How Locks Operate
This figure demonstrates how a typical locking system operates.
The ship in this example approaches from the higher water elevation.
The lock doors and filling valve are closed.
The emptying valve is then opened and the water is forced out of the lock until it reaches its natural elevation.
The lower lock doors are then opened, and the ship proceeds.
Safety In Locking Through Pamphlet
Available in a
How Navigation Locks Operate
These diagrams show how a ship is lowered in a lock. A ship is raised by reversing the operation. No pumps are required; the water is merely allowed to seek its own level.
With both upper gates and lower gates closed, and with the emptying valve closed and the filling valve open, the lock chamber has been filled to the upper level. The upper gates are then opened, allowing the ship to enter the lock chamber.
Now the ship is in the lock chamber. The upper and lower gates and the filling valve are closed. The emptying valve has been opened to allow water to flow from the lock chamber to the lower level.

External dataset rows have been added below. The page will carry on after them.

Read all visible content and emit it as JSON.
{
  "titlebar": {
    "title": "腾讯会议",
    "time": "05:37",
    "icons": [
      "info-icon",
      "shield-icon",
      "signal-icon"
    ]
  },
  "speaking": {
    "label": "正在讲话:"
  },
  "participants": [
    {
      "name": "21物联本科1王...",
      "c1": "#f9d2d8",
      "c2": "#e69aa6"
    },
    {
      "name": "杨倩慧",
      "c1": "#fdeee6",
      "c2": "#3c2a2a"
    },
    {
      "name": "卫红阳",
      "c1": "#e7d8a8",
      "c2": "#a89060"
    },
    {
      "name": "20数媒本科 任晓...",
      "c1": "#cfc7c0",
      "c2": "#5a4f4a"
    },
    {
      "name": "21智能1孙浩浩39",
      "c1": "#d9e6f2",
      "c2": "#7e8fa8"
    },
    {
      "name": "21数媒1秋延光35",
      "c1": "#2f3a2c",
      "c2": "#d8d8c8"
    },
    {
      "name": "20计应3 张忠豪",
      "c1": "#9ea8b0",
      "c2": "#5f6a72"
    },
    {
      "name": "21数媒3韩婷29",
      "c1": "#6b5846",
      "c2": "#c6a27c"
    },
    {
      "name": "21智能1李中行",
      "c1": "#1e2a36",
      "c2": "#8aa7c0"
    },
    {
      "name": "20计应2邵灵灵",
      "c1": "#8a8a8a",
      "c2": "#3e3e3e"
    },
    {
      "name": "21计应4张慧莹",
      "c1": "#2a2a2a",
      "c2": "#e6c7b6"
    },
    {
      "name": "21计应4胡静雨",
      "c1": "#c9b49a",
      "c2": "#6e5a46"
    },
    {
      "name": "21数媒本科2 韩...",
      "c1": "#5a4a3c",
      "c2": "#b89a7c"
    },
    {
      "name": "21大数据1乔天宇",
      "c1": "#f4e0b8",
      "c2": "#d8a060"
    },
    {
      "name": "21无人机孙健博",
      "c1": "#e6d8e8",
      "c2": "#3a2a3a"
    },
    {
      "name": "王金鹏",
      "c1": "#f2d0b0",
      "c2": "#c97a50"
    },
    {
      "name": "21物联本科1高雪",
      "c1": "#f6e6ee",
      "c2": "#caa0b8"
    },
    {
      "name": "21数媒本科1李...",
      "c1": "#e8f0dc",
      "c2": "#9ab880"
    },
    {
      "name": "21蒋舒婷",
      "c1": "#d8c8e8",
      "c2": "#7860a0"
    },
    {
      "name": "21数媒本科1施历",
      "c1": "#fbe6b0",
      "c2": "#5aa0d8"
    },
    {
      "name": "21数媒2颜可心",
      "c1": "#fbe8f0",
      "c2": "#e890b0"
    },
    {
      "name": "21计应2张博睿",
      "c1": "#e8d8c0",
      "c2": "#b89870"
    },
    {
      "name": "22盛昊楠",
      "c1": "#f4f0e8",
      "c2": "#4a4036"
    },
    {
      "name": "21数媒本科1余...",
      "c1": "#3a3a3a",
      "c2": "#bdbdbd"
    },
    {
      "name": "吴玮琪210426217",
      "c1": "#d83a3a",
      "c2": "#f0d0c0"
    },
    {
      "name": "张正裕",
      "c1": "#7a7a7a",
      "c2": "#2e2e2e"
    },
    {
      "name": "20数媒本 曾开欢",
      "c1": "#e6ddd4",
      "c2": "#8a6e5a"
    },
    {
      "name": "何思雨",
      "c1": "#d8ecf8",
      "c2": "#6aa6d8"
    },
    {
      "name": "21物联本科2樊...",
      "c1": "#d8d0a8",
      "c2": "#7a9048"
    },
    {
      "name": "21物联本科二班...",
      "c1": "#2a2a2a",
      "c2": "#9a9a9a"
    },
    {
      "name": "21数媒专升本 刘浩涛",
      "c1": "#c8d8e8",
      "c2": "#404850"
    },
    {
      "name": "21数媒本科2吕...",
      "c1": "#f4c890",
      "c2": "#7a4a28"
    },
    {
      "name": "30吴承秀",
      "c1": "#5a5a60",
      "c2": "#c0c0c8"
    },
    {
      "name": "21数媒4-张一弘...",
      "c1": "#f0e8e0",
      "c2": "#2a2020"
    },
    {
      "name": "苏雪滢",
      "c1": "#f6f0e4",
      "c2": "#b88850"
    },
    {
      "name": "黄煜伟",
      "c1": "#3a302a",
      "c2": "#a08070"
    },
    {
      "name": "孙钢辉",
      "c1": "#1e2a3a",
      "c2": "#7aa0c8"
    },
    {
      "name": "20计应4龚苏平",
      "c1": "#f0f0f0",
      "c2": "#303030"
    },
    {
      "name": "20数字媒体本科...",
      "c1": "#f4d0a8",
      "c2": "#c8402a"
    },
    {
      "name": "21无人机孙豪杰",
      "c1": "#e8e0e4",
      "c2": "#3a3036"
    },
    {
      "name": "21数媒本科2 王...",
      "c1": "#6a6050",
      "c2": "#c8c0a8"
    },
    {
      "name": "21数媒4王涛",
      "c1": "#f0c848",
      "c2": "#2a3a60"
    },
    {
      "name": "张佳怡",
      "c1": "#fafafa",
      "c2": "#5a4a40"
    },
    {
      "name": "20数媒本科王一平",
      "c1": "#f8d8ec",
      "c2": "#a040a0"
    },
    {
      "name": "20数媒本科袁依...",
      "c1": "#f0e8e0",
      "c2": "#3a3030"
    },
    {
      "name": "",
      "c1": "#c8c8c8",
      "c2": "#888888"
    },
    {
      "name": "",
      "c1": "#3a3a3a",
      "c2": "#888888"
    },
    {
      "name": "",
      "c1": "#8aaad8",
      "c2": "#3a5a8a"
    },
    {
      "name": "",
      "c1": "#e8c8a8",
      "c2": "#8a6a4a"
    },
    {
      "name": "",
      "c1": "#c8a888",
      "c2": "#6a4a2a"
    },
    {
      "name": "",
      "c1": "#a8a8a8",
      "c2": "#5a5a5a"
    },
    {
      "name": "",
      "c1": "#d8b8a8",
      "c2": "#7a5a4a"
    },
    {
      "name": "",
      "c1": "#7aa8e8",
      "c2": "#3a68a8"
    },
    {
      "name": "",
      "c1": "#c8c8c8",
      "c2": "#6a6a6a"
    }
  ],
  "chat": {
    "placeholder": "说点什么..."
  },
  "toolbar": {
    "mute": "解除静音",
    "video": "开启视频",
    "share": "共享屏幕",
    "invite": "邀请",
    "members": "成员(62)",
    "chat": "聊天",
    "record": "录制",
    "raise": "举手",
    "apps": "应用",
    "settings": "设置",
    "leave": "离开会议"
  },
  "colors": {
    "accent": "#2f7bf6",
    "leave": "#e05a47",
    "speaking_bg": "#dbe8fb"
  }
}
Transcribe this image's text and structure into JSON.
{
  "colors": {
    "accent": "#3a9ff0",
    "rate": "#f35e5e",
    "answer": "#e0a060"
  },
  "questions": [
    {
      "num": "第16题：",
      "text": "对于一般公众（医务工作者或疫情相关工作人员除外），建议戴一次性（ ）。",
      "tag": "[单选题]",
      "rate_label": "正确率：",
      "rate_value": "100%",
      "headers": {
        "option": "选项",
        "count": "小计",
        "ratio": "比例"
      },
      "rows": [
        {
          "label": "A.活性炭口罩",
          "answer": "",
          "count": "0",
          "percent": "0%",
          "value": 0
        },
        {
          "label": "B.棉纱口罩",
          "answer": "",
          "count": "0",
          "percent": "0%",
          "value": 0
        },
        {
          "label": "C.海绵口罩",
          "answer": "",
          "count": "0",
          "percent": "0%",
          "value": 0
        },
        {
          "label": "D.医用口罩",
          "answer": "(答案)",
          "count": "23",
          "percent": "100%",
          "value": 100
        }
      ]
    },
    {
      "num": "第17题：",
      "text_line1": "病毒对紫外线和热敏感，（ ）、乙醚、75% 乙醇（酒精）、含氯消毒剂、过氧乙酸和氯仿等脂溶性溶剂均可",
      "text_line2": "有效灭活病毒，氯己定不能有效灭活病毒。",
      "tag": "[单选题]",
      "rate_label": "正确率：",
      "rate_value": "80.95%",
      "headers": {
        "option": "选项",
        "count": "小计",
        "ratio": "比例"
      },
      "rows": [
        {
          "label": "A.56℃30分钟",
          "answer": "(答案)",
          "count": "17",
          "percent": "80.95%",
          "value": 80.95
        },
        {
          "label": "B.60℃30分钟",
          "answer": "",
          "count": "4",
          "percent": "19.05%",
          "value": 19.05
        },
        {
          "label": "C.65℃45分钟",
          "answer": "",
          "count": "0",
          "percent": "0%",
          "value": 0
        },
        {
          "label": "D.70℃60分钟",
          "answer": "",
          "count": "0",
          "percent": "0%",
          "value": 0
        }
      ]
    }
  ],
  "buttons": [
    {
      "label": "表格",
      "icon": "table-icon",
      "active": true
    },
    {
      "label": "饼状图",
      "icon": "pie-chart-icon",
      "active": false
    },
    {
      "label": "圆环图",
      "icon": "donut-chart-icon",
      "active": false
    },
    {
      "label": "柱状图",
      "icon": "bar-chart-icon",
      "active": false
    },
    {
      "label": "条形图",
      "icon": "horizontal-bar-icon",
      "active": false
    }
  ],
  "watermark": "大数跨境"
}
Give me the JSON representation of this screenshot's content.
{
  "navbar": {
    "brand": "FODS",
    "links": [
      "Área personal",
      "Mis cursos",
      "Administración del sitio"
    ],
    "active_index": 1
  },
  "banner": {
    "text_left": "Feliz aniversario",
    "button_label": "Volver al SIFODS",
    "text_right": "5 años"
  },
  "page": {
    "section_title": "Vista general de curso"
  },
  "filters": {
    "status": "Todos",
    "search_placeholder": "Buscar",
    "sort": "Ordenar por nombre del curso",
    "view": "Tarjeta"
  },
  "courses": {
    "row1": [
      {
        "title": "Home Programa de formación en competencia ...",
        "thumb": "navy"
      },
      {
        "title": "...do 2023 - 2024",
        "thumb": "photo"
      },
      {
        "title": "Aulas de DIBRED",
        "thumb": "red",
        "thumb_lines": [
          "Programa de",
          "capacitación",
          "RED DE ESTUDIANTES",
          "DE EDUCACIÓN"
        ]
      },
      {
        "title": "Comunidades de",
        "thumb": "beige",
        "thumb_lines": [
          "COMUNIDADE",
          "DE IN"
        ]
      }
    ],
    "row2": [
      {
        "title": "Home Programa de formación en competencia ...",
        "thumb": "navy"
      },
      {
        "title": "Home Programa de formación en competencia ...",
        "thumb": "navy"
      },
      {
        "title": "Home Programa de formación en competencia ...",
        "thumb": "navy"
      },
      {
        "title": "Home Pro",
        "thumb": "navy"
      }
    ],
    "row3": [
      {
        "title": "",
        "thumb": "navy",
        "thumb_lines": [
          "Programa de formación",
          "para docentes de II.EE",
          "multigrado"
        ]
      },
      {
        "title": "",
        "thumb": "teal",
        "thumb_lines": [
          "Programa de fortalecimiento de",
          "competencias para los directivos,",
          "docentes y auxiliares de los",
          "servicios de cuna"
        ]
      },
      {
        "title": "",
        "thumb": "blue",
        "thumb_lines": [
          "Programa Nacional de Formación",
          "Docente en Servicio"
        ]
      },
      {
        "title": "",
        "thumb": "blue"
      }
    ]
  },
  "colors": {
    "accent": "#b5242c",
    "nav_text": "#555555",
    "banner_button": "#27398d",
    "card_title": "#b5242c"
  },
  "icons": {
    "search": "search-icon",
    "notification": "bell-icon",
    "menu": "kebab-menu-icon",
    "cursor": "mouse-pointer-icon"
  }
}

With the water level in the lock chamber down to the lower level, the lower gates have been opened, and the ship is leaving the lock chamber. After this, the lock is ready for an upbound ship to come in and be lifted, or may be filled to lower another downbound ship.